We've all heard it - "This call may be monitored or recorded for quality and training purposes." Even call quality is being automated using speech transcription and analytics tools. This advance is significant because listening and scoring individual calls is both time-consuming and often of marginal value due to sample size constraints.

But measuring call quality has never, and will never, increase agent performance, at least not alone. Call quality is simply a measure of performance the same way that AHT (Average Handle Time) is a measure of performance. Improving performance is the result of good coaching. Good coaching is a result of a culture of coaching.

So what does a culture of coaching look like? Here are six signs of a strong culture of coaching.

Specific Behavior Gaps are Identified

The primary purpose of listening to calls (whether it's a human or a machine doing the listening) is to identify behaviors. The absence of a good behavior or the presence of a bad behavior is a behavior gap. These gaps should be specific and observable, not an interpretation or opinion. For instance, "being rude" is not specific and observable; it's an interpretation of specific behaviors that leads us to have the opinion that someone is rude.
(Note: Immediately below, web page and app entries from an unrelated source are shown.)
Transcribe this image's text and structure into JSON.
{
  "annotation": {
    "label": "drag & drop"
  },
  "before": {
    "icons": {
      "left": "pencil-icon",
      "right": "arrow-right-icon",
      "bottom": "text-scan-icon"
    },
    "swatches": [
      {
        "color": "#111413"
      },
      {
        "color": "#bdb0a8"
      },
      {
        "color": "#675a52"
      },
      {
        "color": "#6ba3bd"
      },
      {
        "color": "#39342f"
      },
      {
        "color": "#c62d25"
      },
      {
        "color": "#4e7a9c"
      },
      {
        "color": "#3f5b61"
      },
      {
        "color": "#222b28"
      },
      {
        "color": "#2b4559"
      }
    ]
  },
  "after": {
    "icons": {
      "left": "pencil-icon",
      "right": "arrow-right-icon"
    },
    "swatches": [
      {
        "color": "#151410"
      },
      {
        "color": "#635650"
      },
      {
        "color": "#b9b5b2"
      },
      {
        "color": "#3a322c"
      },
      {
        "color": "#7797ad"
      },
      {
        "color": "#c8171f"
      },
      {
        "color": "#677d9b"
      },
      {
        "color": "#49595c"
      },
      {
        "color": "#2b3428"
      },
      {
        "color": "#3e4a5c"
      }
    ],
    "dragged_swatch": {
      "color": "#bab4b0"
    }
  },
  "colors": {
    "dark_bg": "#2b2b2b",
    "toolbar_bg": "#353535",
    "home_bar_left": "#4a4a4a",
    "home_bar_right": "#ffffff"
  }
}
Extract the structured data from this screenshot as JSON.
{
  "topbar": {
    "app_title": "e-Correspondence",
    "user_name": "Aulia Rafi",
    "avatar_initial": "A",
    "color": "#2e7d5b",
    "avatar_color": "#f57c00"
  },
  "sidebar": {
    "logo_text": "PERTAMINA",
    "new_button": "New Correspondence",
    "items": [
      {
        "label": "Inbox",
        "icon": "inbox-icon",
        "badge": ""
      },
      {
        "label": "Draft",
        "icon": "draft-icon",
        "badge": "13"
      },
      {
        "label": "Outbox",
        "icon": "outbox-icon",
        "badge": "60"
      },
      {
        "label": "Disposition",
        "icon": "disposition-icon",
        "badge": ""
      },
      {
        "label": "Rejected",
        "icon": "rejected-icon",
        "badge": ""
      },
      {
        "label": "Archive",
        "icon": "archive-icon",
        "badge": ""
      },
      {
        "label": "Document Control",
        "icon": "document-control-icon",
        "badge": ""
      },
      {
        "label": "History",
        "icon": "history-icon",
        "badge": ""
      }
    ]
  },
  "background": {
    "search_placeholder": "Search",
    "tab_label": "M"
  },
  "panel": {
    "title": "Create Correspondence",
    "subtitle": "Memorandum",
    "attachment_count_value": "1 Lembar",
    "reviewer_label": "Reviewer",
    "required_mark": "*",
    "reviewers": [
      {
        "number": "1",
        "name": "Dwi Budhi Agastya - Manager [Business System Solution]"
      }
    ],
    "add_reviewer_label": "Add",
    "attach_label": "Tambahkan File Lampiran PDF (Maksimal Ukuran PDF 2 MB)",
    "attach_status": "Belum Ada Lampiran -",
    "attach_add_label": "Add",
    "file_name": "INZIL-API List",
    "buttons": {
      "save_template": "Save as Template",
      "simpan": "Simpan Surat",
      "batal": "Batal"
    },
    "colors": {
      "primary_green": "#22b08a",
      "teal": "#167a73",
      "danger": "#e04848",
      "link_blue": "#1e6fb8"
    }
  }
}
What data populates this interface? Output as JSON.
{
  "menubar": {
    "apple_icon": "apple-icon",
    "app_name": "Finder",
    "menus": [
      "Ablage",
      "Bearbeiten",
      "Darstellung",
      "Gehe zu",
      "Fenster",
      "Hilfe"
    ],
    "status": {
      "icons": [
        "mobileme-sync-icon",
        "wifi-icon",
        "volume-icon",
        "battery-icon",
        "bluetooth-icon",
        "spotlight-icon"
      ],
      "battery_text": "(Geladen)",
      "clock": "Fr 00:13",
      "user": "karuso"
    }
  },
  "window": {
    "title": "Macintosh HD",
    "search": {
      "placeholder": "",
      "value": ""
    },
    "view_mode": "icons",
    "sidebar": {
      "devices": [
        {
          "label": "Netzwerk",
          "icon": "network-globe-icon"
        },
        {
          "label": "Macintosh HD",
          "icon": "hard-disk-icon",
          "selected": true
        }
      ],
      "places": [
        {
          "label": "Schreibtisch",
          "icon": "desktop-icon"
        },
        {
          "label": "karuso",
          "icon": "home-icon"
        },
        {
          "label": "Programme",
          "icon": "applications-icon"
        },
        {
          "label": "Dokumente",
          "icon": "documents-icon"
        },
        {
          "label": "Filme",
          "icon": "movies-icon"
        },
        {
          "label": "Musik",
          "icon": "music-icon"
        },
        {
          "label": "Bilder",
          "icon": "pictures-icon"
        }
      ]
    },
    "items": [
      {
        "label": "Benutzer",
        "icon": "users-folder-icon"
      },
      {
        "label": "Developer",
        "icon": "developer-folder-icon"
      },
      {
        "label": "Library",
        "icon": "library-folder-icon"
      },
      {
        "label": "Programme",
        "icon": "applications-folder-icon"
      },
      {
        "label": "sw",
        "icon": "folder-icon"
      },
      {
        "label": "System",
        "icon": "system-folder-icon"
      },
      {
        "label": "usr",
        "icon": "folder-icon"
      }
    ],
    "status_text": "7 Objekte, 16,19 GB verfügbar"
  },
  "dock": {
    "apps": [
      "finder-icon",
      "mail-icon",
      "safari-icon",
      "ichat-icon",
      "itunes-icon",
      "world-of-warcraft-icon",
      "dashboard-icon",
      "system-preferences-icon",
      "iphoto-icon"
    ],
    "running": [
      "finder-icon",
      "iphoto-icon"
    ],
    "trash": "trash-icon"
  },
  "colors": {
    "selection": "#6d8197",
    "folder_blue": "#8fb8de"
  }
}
Specific behaviors that lead to this opinion might include talking over a customer, audibly chewing gum, responding with one-word answers, or audible sighing.

Coaching is Part of a Strategic Plan

“Strategy without tactics is the slowest route to victory. Tactics without strategy is the noise before defeat.”

You might think quoting Sun Tzu is going overboard, but if a quote is still famous nearly 2500 years later, there's a reason for it. Individual coaching sessions are tactical. Without a strategic plan, they are simply noise. In a culture of coaching, monthly plans for each agent are developed to achieve goals that are set jointly between agent and supervisor.

Time for Coaching is Scheduled

We schedule meetings on a calendar for a reason - it reserves that time for a specific purpose. So many different tasks fall into the laps of frontline supervisors and team leaders that they can neglect the coaching that improves business performance. Time management is often a skill that requires development for first-time leaders, and scheduling coaching is a great first step to developing that skill. Coaching time should be scheduled with specific individuals to be coached and, ideally, be tied to one or two specific behavior gaps that have been identified.

Coaching is Focused

“If everything is a focus, then nothing is a focus.”

Bruce Herwig is a photographer, but this insight applies to coaching just as much as photography. Don't work on more than a couple of behavior gaps at a time; it takes focus and time to change behaviors. If you cover 14 behavior gaps in a single coaching session, the chances of even one of them improving approaches zero. A strategic plan is a great place to prioritize behavior gaps.

Progress is Celebrated Regularly

We can learn a lot from the way good coaches in sports interact with players. Even during practice, when someone executes a play well that they've been working on, there's usually public recognition of that progress by a coach - a few claps, a pat on the back, or even a verbalized "nice work!" This positive reinforcement in a culture of coaching uses a series of small victories to achieve larger victories. In fact, it's easier to do this in the contact center because the game is never "won" but small victories can happen every day.

Coaches Get Coached, Too!

In a culture of coaching, everyone receives coaching, not just the agents. Everyone has a job to do in the contact center and everyone can get better at it if they receive regular coaching. Some people, especially if they aren't used to being coached, perceive coaching as an indication that they are failing. When they see that everyone gets coached, regardless of performance, then it becomes natural, accepted, and even desired.

Culture is constantly evolving so even if your culture doesn’t quite resemble this today, it can in the future if you’re willing to make the change.

Topics: Best Practices, Coaching And Quality Management, Leadership